Given his involvement with the school, the preschool, and the parish, Brad is very cognizant of how all three entities are interwoven. The school reinforces what the parish teaches on Sundays, and the parish offers opportunities for the kids to continue their Catholic formation outside of those Sundays. As the kids progress through their Sacraments of Initiation, Brad firmly believes, “Our school is doing what it is supposed to be doing.” In his view, “All three buildings are connected” [church, preschool, and school.]
Brad was previously a student at Our Lady’s school and is currently amazed at how much was going on behind the scenes to provide an excellent academic and Catholic education to the kids. “Every piece is integral and now I get to see all aspects of what goes on.” He pauses and then laughs, “Still, it’s wild to me as a former student.”
Outside of the school, Brad is obsessed with live entertainment; concerts, movies, and plays. He is also an enthusiastic cinephile with an interest in classic, documentary, and foreign films. His favorite movie is the 1952 romantic comedy film Singin’ in the Rain with Gene Kelly, Donald O’Connor, and Debbie Reynolds. As Brad describes it, “The movie brings me joy.” Obviously, the pandemic has curtailed these activities, but Brad is looking forward to them returning to them and having previously interviewed Denise Johns, I know that is a common wish.
Regarding coming home, one of Brad’s favorite activities at the school is the “Senior Salute.” This is where the graduating senior alums are honored for their tenure and time at OLPH school. They announce their intended colleges and are “clapped out” by the entirety of the school. I attended a public school which bounced between elementary, middle, and high schools and never had that opportunity to be a part of a community where nine years of your formative development are spent in the same place with the same family. However, I distinctly remember my technical school in the Air Force where we went through a similar process with the graduating airmen. It was equal parts envy and pride watching the graduating class.
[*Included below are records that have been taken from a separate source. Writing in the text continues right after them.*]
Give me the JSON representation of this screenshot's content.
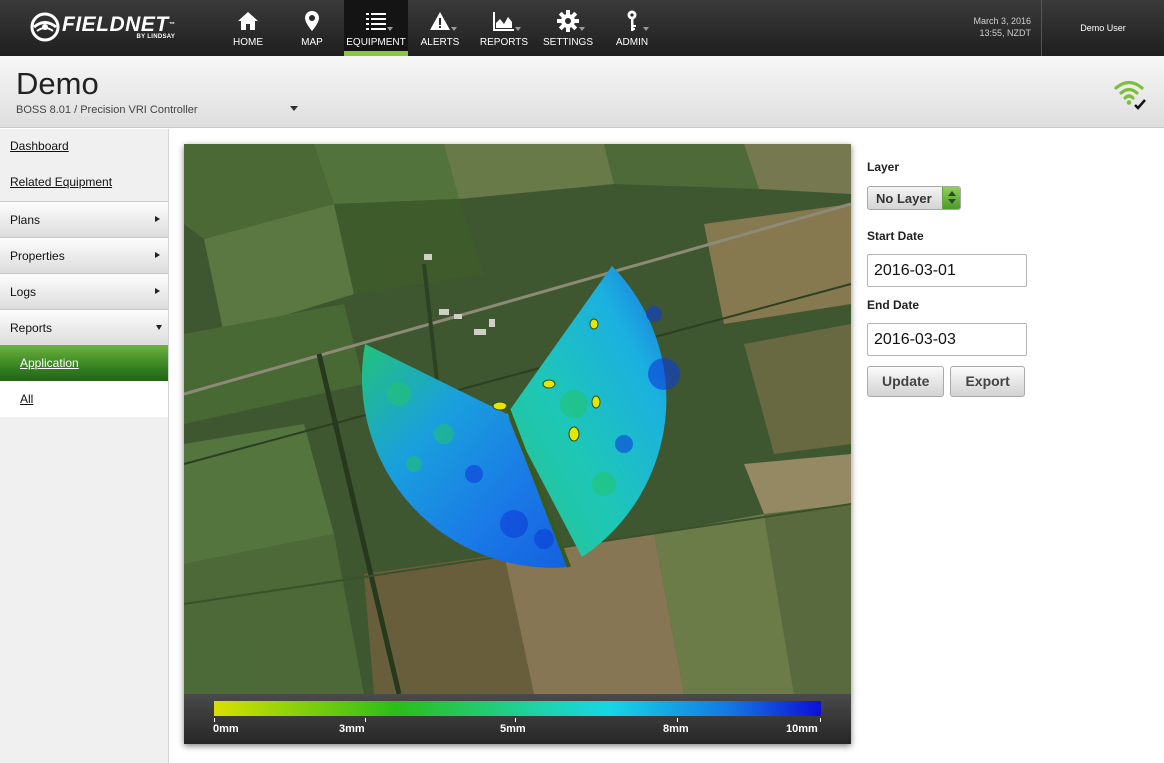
{
  "brand": {
    "name": "FIELDNET",
    "tm": "™",
    "sub": "BY LINDSAY"
  },
  "nav": [
    {
      "label": "HOME",
      "icon": "home-icon"
    },
    {
      "label": "MAP",
      "icon": "map-pin-icon"
    },
    {
      "label": "EQUIPMENT",
      "icon": "list-icon",
      "active": true
    },
    {
      "label": "ALERTS",
      "icon": "warning-icon"
    },
    {
      "label": "REPORTS",
      "icon": "chart-icon"
    },
    {
      "label": "SETTINGS",
      "icon": "gear-icon"
    },
    {
      "label": "ADMIN",
      "icon": "key-icon"
    }
  ],
  "datetime": {
    "date": "March 3, 2016",
    "time": "13:55, NZDT"
  },
  "user": "Demo User",
  "page": {
    "title": "Demo",
    "subtitle": "BOSS 8.01 / Precision VRI Controller"
  },
  "sidebar": {
    "links": [
      "Dashboard",
      "Related Equipment"
    ],
    "sections": [
      "Plans",
      "Properties",
      "Logs",
      "Reports"
    ],
    "reports_items": [
      "Application",
      "All"
    ]
  },
  "legend": {
    "labels": [
      "0mm",
      "3mm",
      "5mm",
      "8mm",
      "10mm"
    ]
  },
  "colors": {
    "accent": "#8cc63f",
    "legend_low": "#d8e000",
    "legend_high": "#0d0fd6"
  },
  "form": {
    "layer_label": "Layer",
    "layer_value": "No Layer",
    "start_label": "Start Date",
    "start_value": "2016-03-01",
    "end_label": "End Date",
    "end_value": "2016-03-03",
    "update_label": "Update",
    "export_label": "Export"
  }
}
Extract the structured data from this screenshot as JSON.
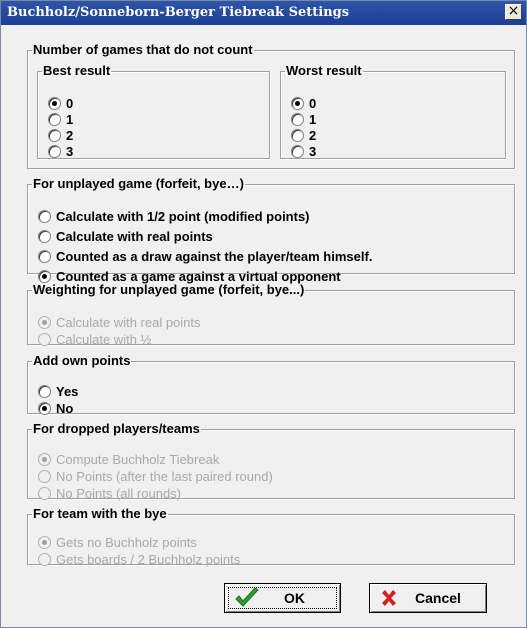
{
  "window": {
    "title": "Buchholz/Sonneborn-Berger Tiebreak Settings",
    "close_glyph": "×"
  },
  "games_not_count": {
    "legend": "Number of games that do not count",
    "best": {
      "legend": "Best result",
      "options": [
        "0",
        "1",
        "2",
        "3"
      ],
      "selected": "0"
    },
    "worst": {
      "legend": "Worst result",
      "options": [
        "0",
        "1",
        "2",
        "3"
      ],
      "selected": "0"
    }
  },
  "unplayed": {
    "legend": "For unplayed game (forfeit, bye…)",
    "options": [
      "Calculate with 1/2 point (modified points)",
      "Calculate with real points",
      "Counted as a draw against the player/team himself.",
      "Counted as a game against a virtual opponent"
    ],
    "selected": "Counted as a game against a virtual opponent"
  },
  "weighting": {
    "legend": "Weighting for unplayed game (forfeit, bye...)",
    "options": [
      "Calculate with real points",
      "Calculate with ½"
    ],
    "selected": "Calculate with real points",
    "enabled": false
  },
  "own_points": {
    "legend": "Add own points",
    "options": [
      "Yes",
      "No"
    ],
    "selected": "No"
  },
  "dropped": {
    "legend": "For dropped players/teams",
    "options": [
      "Compute Buchholz Tiebreak",
      "No Points (after the last paired round)",
      "No Points (all rounds)"
    ],
    "selected": "Compute Buchholz Tiebreak",
    "enabled": false
  },
  "team_bye": {
    "legend": "For team with the bye",
    "options": [
      "Gets no Buchholz points",
      "Gets boards / 2 Buchholz points"
    ],
    "selected": "Gets no Buchholz points",
    "enabled": false
  },
  "buttons": {
    "ok_label": "OK",
    "cancel_label": "Cancel",
    "ok_icon": "green-check-icon",
    "cancel_icon": "red-x-icon"
  },
  "colors": {
    "titlebar": "#1c3f93",
    "dialog_bg": "#f0f0f0",
    "disabled_text": "#a8a8a8",
    "check_green": "#2e9e2e",
    "cancel_red": "#d42020"
  }
}
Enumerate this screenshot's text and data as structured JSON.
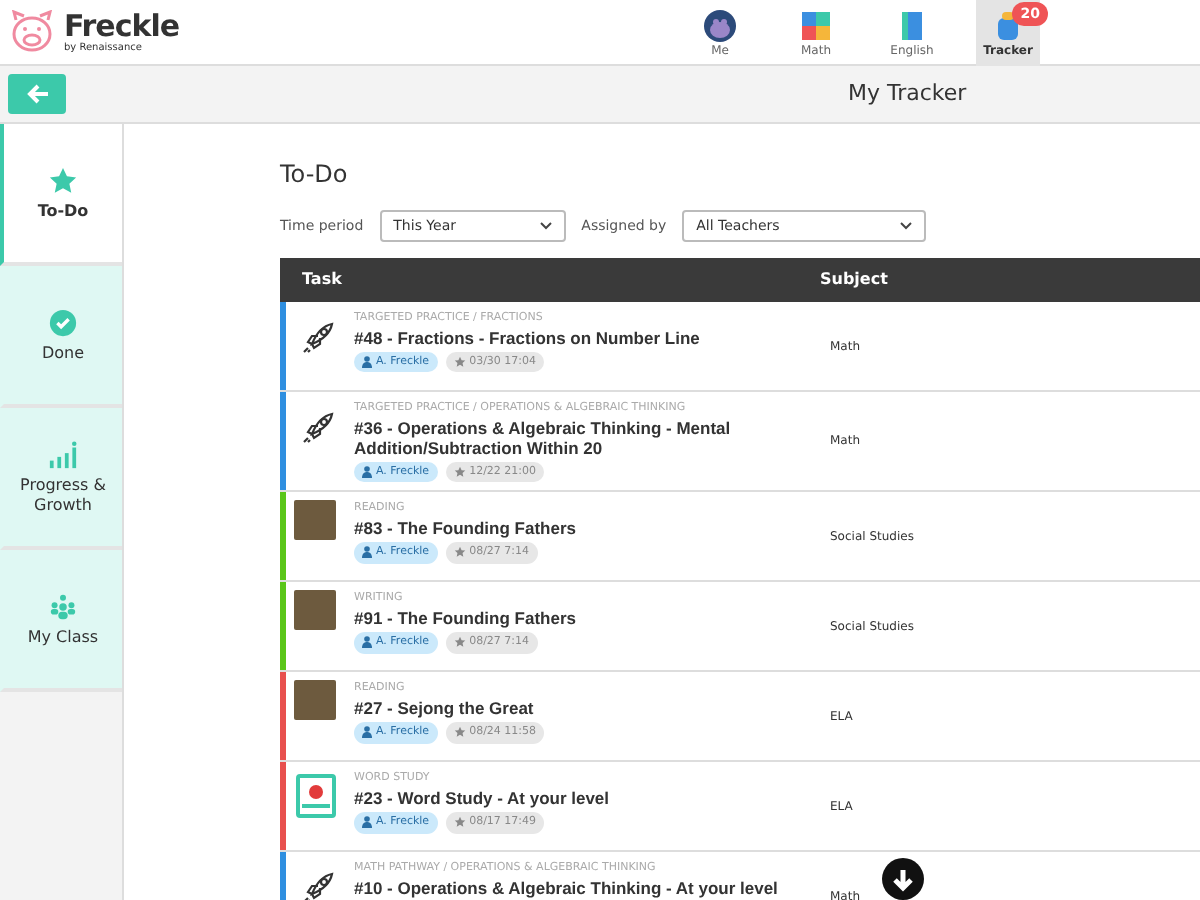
{
  "brand": {
    "name": "Freckle",
    "byline": "by Renaissance"
  },
  "nav": [
    {
      "label": "Me",
      "kind": "avatar",
      "selected": false
    },
    {
      "label": "Math",
      "kind": "math",
      "selected": false
    },
    {
      "label": "English",
      "kind": "book",
      "selected": false
    },
    {
      "label": "Tracker",
      "kind": "backpack",
      "selected": true,
      "badge": "20"
    }
  ],
  "page_title": "My Tracker",
  "sidebar": [
    {
      "label": "To-Do",
      "kind": "star",
      "selected": true
    },
    {
      "label": "Done",
      "kind": "check",
      "selected": false
    },
    {
      "label": "Progress & Growth",
      "kind": "chart",
      "selected": false
    },
    {
      "label": "My Class",
      "kind": "people",
      "selected": false
    }
  ],
  "heading": "To-Do",
  "filters": [
    {
      "label": "Time period",
      "value": "This Year"
    },
    {
      "label": "Assigned by",
      "value": "All Teachers"
    }
  ],
  "table": {
    "columns": [
      "Task",
      "Subject"
    ],
    "rows": [
      {
        "kind": "rocket",
        "color": "#2f8fe0",
        "category": "TARGETED PRACTICE / FRACTIONS",
        "title": "#48 - Fractions - Fractions on Number Line",
        "assignee": "A. Freckle",
        "date": "03/30 17:04",
        "subject": "Math"
      },
      {
        "kind": "rocket",
        "color": "#2f8fe0",
        "category": "TARGETED PRACTICE / OPERATIONS & ALGEBRAIC THINKING",
        "title": "#36 - Operations & Algebraic Thinking - Mental Addition/Subtraction Within 20",
        "assignee": "A. Freckle",
        "date": "12/22 21:00",
        "subject": "Math"
      },
      {
        "kind": "photo",
        "color": "#5ac619",
        "category": "READING",
        "title": "#83 - The Founding Fathers",
        "assignee": "A. Freckle",
        "date": "08/27 7:14",
        "subject": "Social Studies"
      },
      {
        "kind": "photo",
        "color": "#5ac619",
        "category": "WRITING",
        "title": "#91 - The Founding Fathers",
        "assignee": "A. Freckle",
        "date": "08/27 7:14",
        "subject": "Social Studies"
      },
      {
        "kind": "photo",
        "color": "#e8504e",
        "category": "READING",
        "title": "#27 - Sejong the Great",
        "assignee": "A. Freckle",
        "date": "08/24 11:58",
        "subject": "ELA"
      },
      {
        "kind": "wordstudy",
        "color": "#e8504e",
        "category": "WORD STUDY",
        "title": "#23 - Word Study - At your level",
        "assignee": "A. Freckle",
        "date": "08/17 17:49",
        "subject": "ELA"
      },
      {
        "kind": "rocket",
        "color": "#2f8fe0",
        "category": "MATH PATHWAY / OPERATIONS & ALGEBRAIC THINKING",
        "title": "#10 - Operations & Algebraic Thinking - At your level",
        "subject": "Math"
      }
    ]
  }
}
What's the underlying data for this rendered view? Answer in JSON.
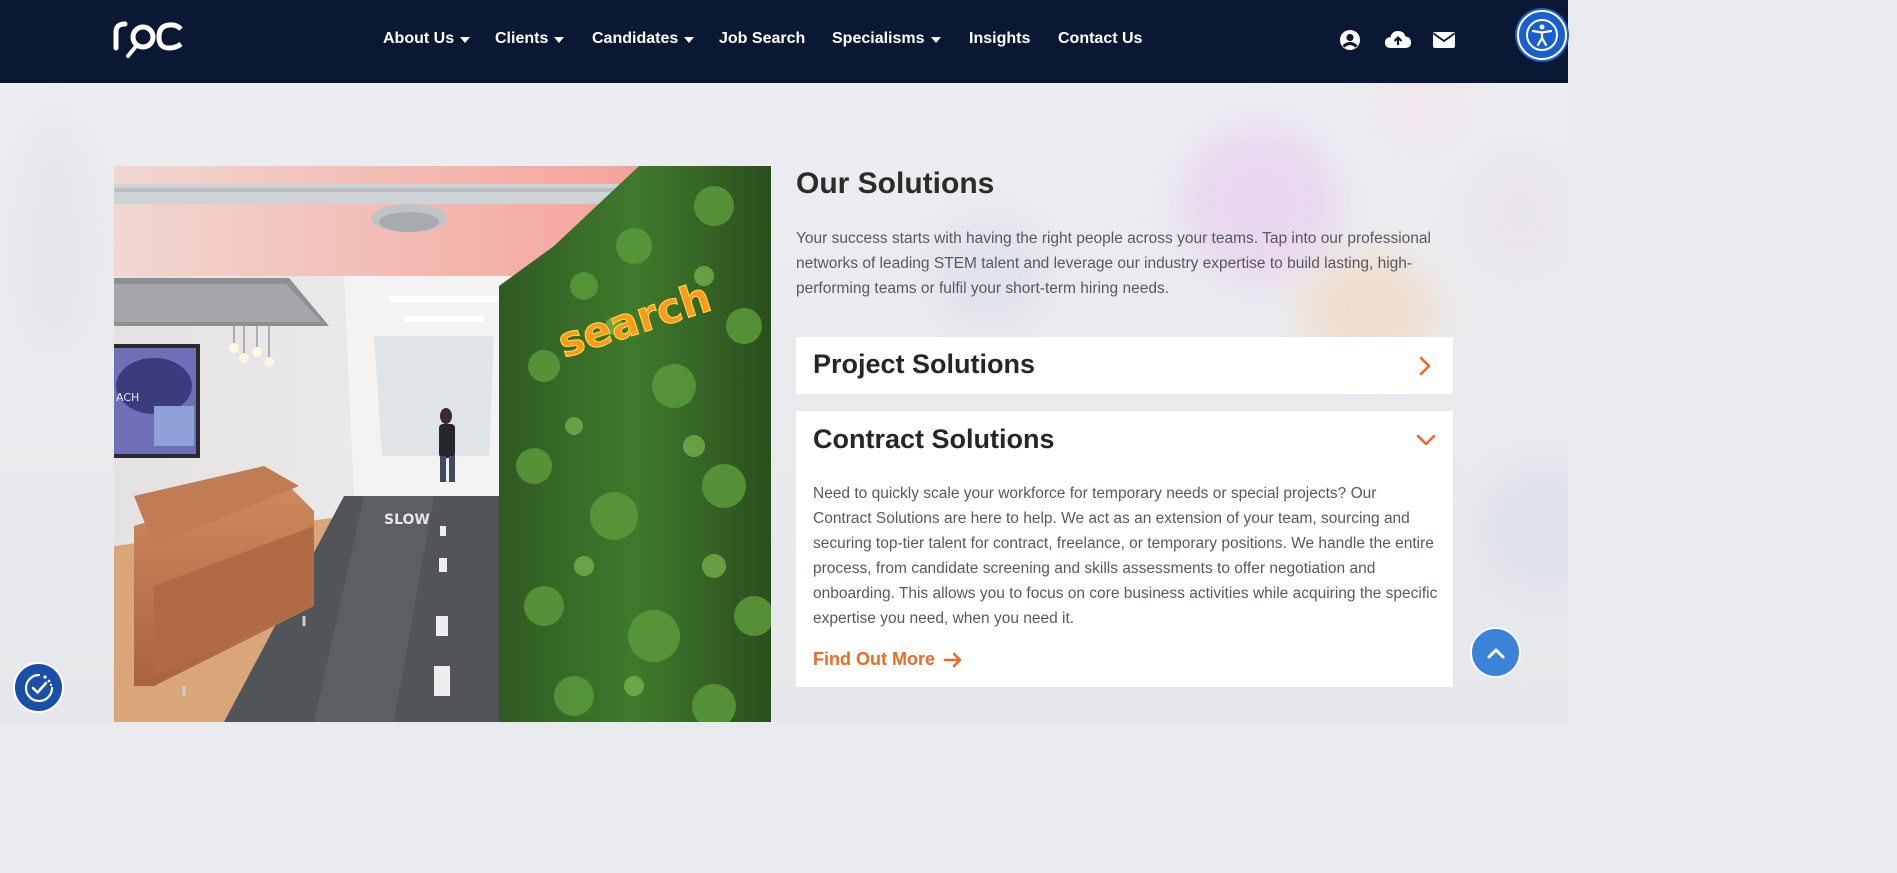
{
  "brand": {
    "logo_text": "roc"
  },
  "nav": {
    "items": [
      {
        "label": "About Us",
        "has_dropdown": true
      },
      {
        "label": "Clients",
        "has_dropdown": true
      },
      {
        "label": "Candidates",
        "has_dropdown": true
      },
      {
        "label": "Job Search",
        "has_dropdown": false
      },
      {
        "label": "Specialisms",
        "has_dropdown": true
      },
      {
        "label": "Insights",
        "has_dropdown": false
      },
      {
        "label": "Contact Us",
        "has_dropdown": false
      }
    ],
    "icons": [
      "user-icon",
      "cloud-upload-icon",
      "envelope-icon"
    ]
  },
  "accessibility": {
    "icon": "accessibility-icon"
  },
  "hero_image": {
    "sign_text": "search",
    "road_text": "SLOW"
  },
  "solutions": {
    "title": "Our Solutions",
    "intro": "Your success starts with having the right people across your teams. Tap into our professional networks of leading STEM talent and leverage our industry expertise to build lasting, high-performing teams or fulfil your short-term hiring needs.",
    "panels": [
      {
        "title": "Project Solutions",
        "expanded": false
      },
      {
        "title": "Contract Solutions",
        "expanded": true,
        "body": "Need to quickly scale your workforce for temporary needs or special projects? Our Contract Solutions are here to help. We act as an extension of your team, sourcing and securing top-tier talent for contract, freelance, or temporary positions. We handle the entire process, from candidate screening and skills assessments to offer negotiation and onboarding. This allows you to focus on core business activities while acquiring the specific expertise you need, when you need it.",
        "cta": "Find Out More"
      }
    ]
  },
  "colors": {
    "header_bg": "#0b1833",
    "accent": "#ee6a22",
    "scroll_btn": "#3b82d9"
  }
}
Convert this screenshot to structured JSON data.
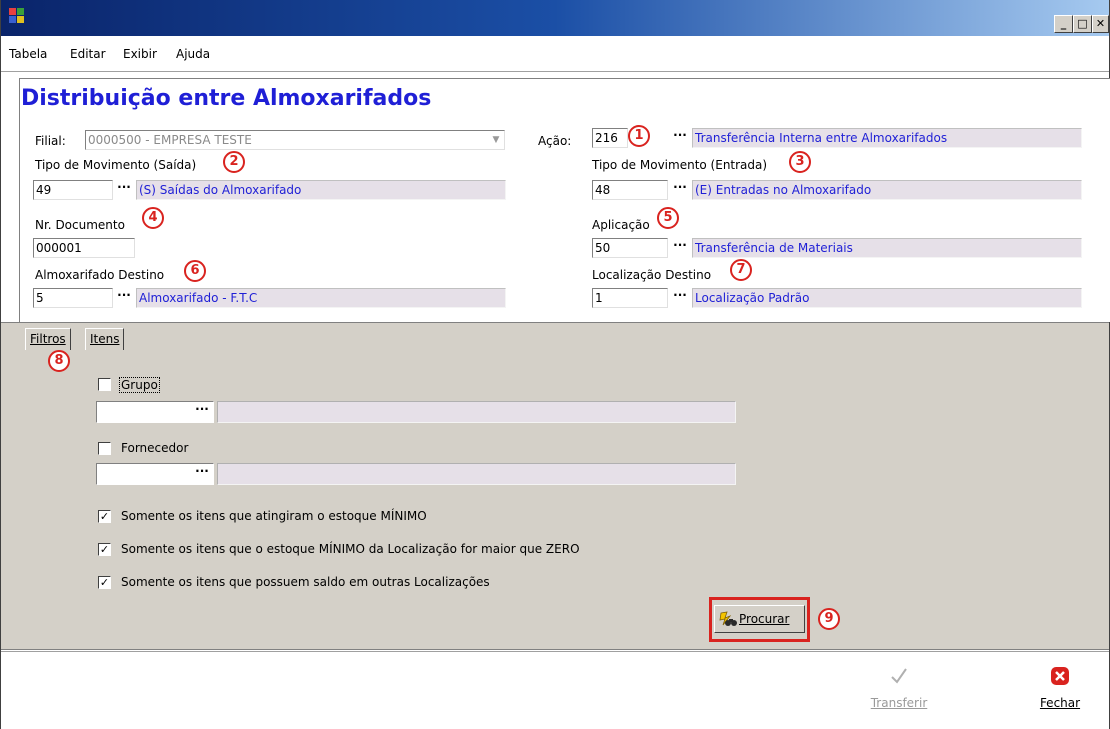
{
  "window": {
    "title": ""
  },
  "menu": [
    "Tabela",
    "Editar",
    "Exibir",
    "Ajuda"
  ],
  "page_title": "Distribuição entre Almoxarifados",
  "fields": {
    "filial": {
      "label": "Filial:",
      "value": "0000500 - EMPRESA TESTE"
    },
    "acao": {
      "label": "Ação:",
      "code": "216",
      "description": "Transferência Interna entre Almoxarifados"
    },
    "tipo_mov_saida": {
      "label": "Tipo de Movimento (Saída)",
      "code": "49",
      "description": "(S) Saídas do Almoxarifado"
    },
    "tipo_mov_entrada": {
      "label": "Tipo de Movimento (Entrada)",
      "code": "48",
      "description": "(E) Entradas no Almoxarifado"
    },
    "nr_documento": {
      "label": "Nr. Documento",
      "value": "000001"
    },
    "aplicacao": {
      "label": "Aplicação",
      "code": "50",
      "description": "Transferência de Materiais"
    },
    "almox_destino": {
      "label": "Almoxarifado Destino",
      "code": "5",
      "description": "Almoxarifado - F.T.C"
    },
    "localizacao_destino": {
      "label": "Localização Destino",
      "code": "1",
      "description": "Localização Padrão"
    }
  },
  "badges": [
    "1",
    "2",
    "3",
    "4",
    "5",
    "6",
    "7",
    "8",
    "9"
  ],
  "tabs": [
    {
      "label": "Filtros",
      "active": true
    },
    {
      "label": "Itens",
      "active": false
    }
  ],
  "filters": {
    "grupo": {
      "label": "Grupo",
      "checked": false
    },
    "fornecedor": {
      "label": "Fornecedor",
      "checked": false
    },
    "options": [
      {
        "label": "Somente os itens que atingiram o estoque MÍNIMO",
        "checked": true
      },
      {
        "label": "Somente os itens que o estoque MÍNIMO da Localização for maior que ZERO",
        "checked": true
      },
      {
        "label": "Somente os itens que possuem saldo em outras Localizações",
        "checked": true
      }
    ],
    "search_button": "Procurar"
  },
  "footer": {
    "transferir": "Transferir",
    "fechar": "Fechar"
  },
  "colors": {
    "accent": "#1f1fd6",
    "highlight": "#d9231f",
    "panel": "#d4d0c8"
  },
  "ellipsis": "···",
  "checkmark": "✓",
  "icons": {
    "app": "app-icon",
    "minimize": "minimize-icon",
    "maximize": "maximize-icon",
    "close": "close-icon",
    "search": "binoculars-icon",
    "transfer": "checkmark-icon",
    "exit": "close-x-icon"
  }
}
Two of the things I pride myself on (okay, my wife would argue I pride myself on quite a few things… and not in a good way) are listening more than I speak and paying attention. One of the things I noticed while speaking with Brad was a semicolon tattoo on his arm. As we were finishing our interview, I asked him about it, assuming it had to do with his university English degree.
It turns out that I was mistaken; that semicolon is a proud statement of supporting mental health. It is a brazen and outspoken affirmation against self-harm and suicide that Brad wears. I have a number of tattoos, perhaps more than I should have, but was very humbled to hear Brad’s explanation of that particular tattoo.
Perhaps associated with that tattoo, Brad’s greatest wish is for world peace. He qualifies, “Not just the stereotypical world peace.” Brad further explains, “There’s a lot of violence from differences and I just want everyone to see and celebrate those differences, but still.” Then he stops and thinks and adds, “I want us all to be able to live together. That’s why I work here and I want to help all the students to realize this.”
By Eric Brooks